## [DATA PROVIDED]
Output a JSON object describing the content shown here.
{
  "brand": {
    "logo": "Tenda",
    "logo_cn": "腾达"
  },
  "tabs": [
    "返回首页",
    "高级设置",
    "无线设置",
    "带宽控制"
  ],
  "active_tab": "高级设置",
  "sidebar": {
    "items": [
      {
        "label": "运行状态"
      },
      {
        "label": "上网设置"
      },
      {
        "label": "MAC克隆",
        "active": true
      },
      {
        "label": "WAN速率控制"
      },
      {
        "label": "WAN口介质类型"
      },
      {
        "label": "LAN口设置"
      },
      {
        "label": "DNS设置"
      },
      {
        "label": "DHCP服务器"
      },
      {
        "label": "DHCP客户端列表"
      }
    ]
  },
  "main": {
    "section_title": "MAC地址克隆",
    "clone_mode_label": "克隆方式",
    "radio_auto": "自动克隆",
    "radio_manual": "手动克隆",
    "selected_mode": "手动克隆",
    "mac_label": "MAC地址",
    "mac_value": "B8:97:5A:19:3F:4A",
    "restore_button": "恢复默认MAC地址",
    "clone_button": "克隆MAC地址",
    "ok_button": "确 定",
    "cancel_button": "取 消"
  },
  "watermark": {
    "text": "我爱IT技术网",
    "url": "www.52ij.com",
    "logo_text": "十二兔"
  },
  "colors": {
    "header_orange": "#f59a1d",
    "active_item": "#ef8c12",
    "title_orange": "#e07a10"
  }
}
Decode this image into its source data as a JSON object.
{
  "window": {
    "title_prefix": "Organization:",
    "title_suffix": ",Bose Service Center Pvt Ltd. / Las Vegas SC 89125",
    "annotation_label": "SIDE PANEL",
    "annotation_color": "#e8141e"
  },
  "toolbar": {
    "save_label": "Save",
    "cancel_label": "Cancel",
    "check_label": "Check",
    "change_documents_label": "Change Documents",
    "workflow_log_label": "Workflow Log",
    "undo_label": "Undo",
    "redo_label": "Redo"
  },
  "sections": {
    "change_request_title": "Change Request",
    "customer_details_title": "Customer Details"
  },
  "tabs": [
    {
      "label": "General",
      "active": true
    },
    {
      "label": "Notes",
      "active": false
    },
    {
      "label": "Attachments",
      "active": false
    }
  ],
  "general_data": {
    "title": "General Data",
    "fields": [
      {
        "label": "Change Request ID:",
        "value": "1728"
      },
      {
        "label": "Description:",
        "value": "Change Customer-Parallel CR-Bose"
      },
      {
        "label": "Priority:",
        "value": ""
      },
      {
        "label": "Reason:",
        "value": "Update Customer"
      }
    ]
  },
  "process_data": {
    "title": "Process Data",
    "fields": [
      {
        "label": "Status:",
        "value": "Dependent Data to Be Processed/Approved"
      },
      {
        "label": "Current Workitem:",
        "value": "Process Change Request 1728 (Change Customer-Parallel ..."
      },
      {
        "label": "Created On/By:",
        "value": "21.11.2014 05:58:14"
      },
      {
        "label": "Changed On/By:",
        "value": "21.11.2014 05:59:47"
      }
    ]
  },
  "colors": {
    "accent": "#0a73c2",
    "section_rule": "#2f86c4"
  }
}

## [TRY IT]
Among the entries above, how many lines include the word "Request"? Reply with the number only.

## [OUTPUT BELOW]
3